An entirely imaginary world ten years from now…
‘The Murdochian Times’ – Wednesday 25th May 2020
‘Gove lets it all hang free’
After almost ten years in Government, Michael Gove has somehow retained his boyish enthusiasm. Bounding down the stairs of Number 10, the new Prime Minister thrusts out his hand in greeting. His grip is firm and confident. This not a mere man; he is the master of his domain. Gove has shaped the landscape of modern Britain more than any other politician of this age. This is the man, described by Conservative Peer Lord Laws as a “titan and a visionary.”
Famously Gove made his name in the early years of Libertive Government (known then as the Conservative-Liberal Coaliton Government, before the Liberal Democrats became a fully subsumed working committee of the Conservative Party).
He pioneered the idea of ‘free schools’; where the state removed itself from their cumbersome responsibilities of educating all children and instead supported the establishment of profit-making schools.
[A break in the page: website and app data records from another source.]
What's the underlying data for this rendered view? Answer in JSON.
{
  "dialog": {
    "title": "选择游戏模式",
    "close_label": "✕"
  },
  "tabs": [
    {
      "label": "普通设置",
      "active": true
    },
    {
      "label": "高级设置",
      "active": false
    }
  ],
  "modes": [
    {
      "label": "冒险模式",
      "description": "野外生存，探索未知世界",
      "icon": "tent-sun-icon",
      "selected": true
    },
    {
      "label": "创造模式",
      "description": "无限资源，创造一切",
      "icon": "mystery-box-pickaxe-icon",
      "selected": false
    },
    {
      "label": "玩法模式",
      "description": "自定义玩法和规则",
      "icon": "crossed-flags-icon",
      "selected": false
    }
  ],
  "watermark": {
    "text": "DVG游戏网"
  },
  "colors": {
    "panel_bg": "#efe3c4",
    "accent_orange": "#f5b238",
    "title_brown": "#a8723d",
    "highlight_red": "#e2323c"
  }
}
A simple idea which led to the highly controversial ‘schools-revolution’.
Gove speaks fluently and eloquently about the way business has found creative solutions in order to offer new market opportunities for their clients. “Free schools,” he enthuses “have worked a treat. It broke up the ridiculous idea that Government should provide basic services for people as their birth-right. What rot that seems now – so quaint. Can you believe that we used to require schools to actually do their work in school buildings, with fields and the like?”
His face twists and contorts with incredulity as he speaks. It softens as he describes the way businesses have transformed schooling: “Businesses are more innovative, more responsive. I visited a free school, just last week, set up in a disused warehouse. Bit chilly, but when they get the electricity up and running they’ll be able to get 100 children in each class, no problem. Think of the profit-unit ratio.”
The issue of the private sector running schools was once controversial. When free schools were first set up the idea was that they would be run by parents. Gove smiles wistfully as he acknowledges the scrapping of working time regulations, when his predecessor took Britain out of Europe, put a stop to any thought of parents running a school in their spare time. “They won’t have the time, after working a 75 hour week”, he admits “and anyway we are in a big society – big business, big hours, big profits.”
He angrily brushes off the accusation that standards plummeted in free schools. His face reddens as he talks. “Look, we are about diversity of provision in this country. Some schools have low standards, rubbish teachers and poor facilities – others have high standards, excellent teachers and world-beating facilities. That’s diversity. That’s something to be proud of – it’s what make Britain great.”
Comparisons with the Democratic Republic of Scotland – where the state still funds education – draw Gove’s scorn. “Yeah, great schools, but boy you have to pay for them. We’d have to raise the higher rate of tax to 10%, maybe even 15% to pay the bills.” He leans confidently back in his chair and throws up his hands, expressing disbelief: “Don’t forget, not a single school in Scotland makes a profit. Not. A. Single. One. We couldn’t countenance such a thing – schools make profits, just like hospitals and just like the police. Why would we have it any other way?”
This brings us to his stint as Health Secretary where his transforming zeal ripped apart the antiquated concept of providing healthcare for people based on medical need, funded from public contributions. He is proud that every hospital is now a profit-making venture, but his eyes gleam as he describes the way ordinary people have, in his words, ‘stepped up to the surgical plate’: “It’s the epitome of the big society that people now carry out their own minor surgery. You don’t need to be a brain surgeon to re-set a fracture. It was like pulling teeth trying to reform the NHS – now it’s easy because people just pull their own. It’s a win-win. We spend less and business makes more.”
With that, he smiles, brings an interview to an end and dashes back up the stairs, plotting the next steps in his big society revolution.